  4. June 30th: North Fork 50K - fourth race ever and 2nd ultra. Felt OK going in, but still didn't have my fueling system figured out, nor was I fully aware of the distance. Got 26th overall in 5:47.
  5. August 4th: Mt. Werner 50K - third ultra. I was feeling much better prepared going into this ultra, and did fairly well despite getting heat stroke at the end and losing a couple places. 15th overall in 5:56.
  6. August 26th: XTERRA Snow Mountain 20K - second attempt at this distance. I was not familiar with it and held back way too long to try and catch anyone towards the end of the race. 6th overall in 1:50.
  7. September 2nd: Breck Crest Marathon - Another new distance, which again my unfamiliarity with proved to be a downfall as I bonked on the last couple miles. 21st overall in 4:33.
  8. September 30th: Snow Mountain Ranch Half Marathon - third attempt at this distance. I did much better, going out faster and holding a faster pace as I knew the race would only be 13.1 miles. 2nd overall in 1:37.
  9. November 4th: Bear Creek 10 Spot - final race of the season, and the shortest. I never trained speed over the summer, but wanted to get another race in before the end of the season to gain experience. 32nd overall in 1:20.

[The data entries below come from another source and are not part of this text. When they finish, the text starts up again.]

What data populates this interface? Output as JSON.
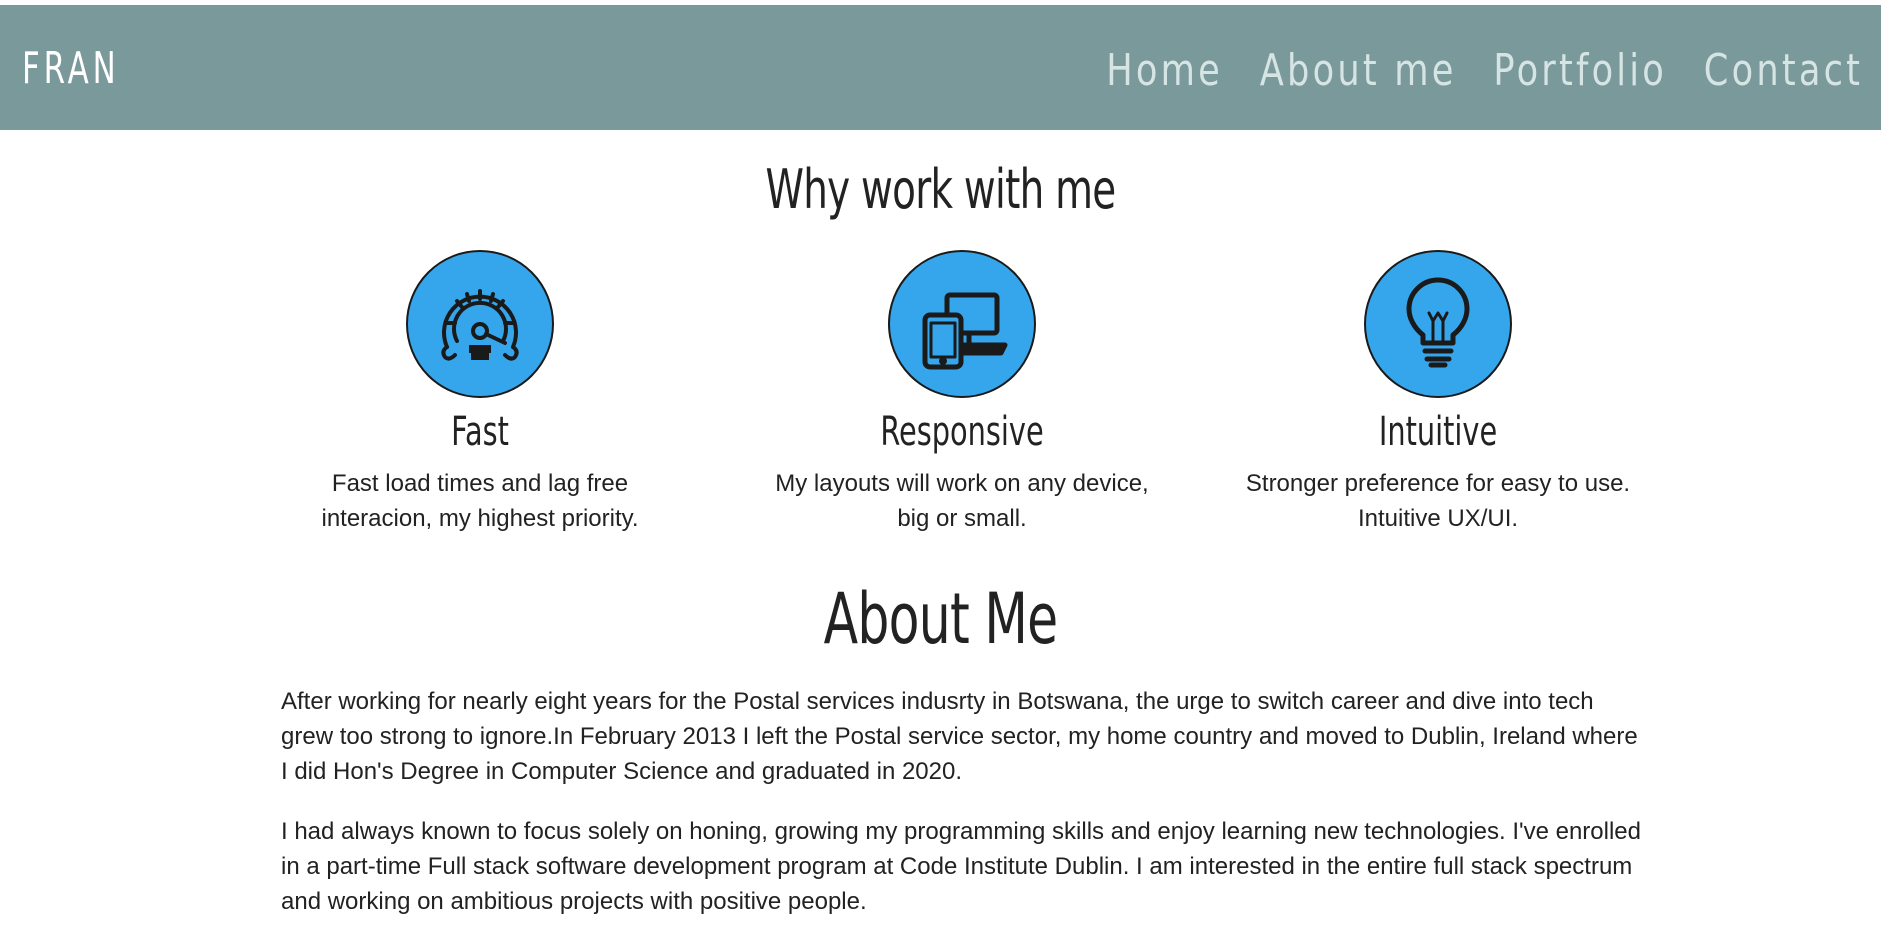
{
  "header": {
    "brand": "FRAN",
    "nav": [
      "Home",
      "About me",
      "Portfolio",
      "Contact"
    ]
  },
  "why": {
    "title": "Why work with me",
    "features": [
      {
        "icon": "speedometer-icon",
        "title": "Fast",
        "line1": "Fast load times and lag free",
        "line2": "interacion, my highest priority."
      },
      {
        "icon": "devices-icon",
        "title": "Responsive",
        "line1": "My layouts will work on any device,",
        "line2": "big or small."
      },
      {
        "icon": "lightbulb-icon",
        "title": "Intuitive",
        "line1": "Stronger preference for easy to use.",
        "line2": "Intuitive UX/UI."
      }
    ]
  },
  "about": {
    "title": "About Me",
    "paragraphs": [
      "After working for nearly eight years for the Postal services indusrty in Botswana, the urge to switch career and dive into tech grew too strong to ignore.In February 2013 I left the Postal service sector, my home country and moved to Dublin, Ireland where I did Hon's Degree in Computer Science and graduated in 2020.",
      "I had always known to focus solely on honing, growing my programming skills and enjoy learning new technologies. I've enrolled in a part-time Full stack software development program at Code Institute Dublin. I am interested in the entire full stack spectrum and working on ambitious projects with positive people."
    ]
  },
  "colors": {
    "header_bg": "#7a999a",
    "nav_text": "#d6e4e4",
    "icon_circle": "#36a6ec"
  }
}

So, nine races in only seven months of running. Not bad, but certainly a crash course. In between, I also put in some good mountain runs:

  • A FKT on St. Louis Peak in 2:19
  • A FKT on the RMNP North Inlet to Tonahutu Loop in 5:37
  • A FKT on the Indian Peaks Three Pass Loop in 5:42
  • A FKT on the full version of James Peak in 3:23
  • A FKT on the full version of Byers Peak in 3:48
Byers Peak
Indian Peaks Three Pass Loop
 The RMNP Loop
St. Louis Peak
 The red dot indicates where I was going on this run along the Divide

All of these FKTs can be lowered, and I plan on working on several of them next summer.  I also am excited about racing next summer, although I have not signed up for any races. I'm waiting to see how this winter and spring plays out. My plans are to keep running over the course of the winter, as well as get in some cross country days to keep the endurance base high (or at least higher then last year). I also have some FKT attempts I want to try. Other then doing the Mt. Werner 50K again (I have a free entry), I don't think I will do Sageburner or North Fork. I'd rather try other races and see other places, but I certainly want to work on the distance, as well as tackle a 50 mile race. 

Overall, 2012 was a blast, and the new shift from climbing to running is very exciting. It gets me back to my roots when I was running and climbing all the 14ners in 16 days. Back then I did mountain runs all the time, but over the last 10 years or so, I've focused more on climbing and bouldering. Now, however, I'm excited to get back to long mountain runs and trying my hand at races. So here is to 2013 and a successful year of mountain running and racing.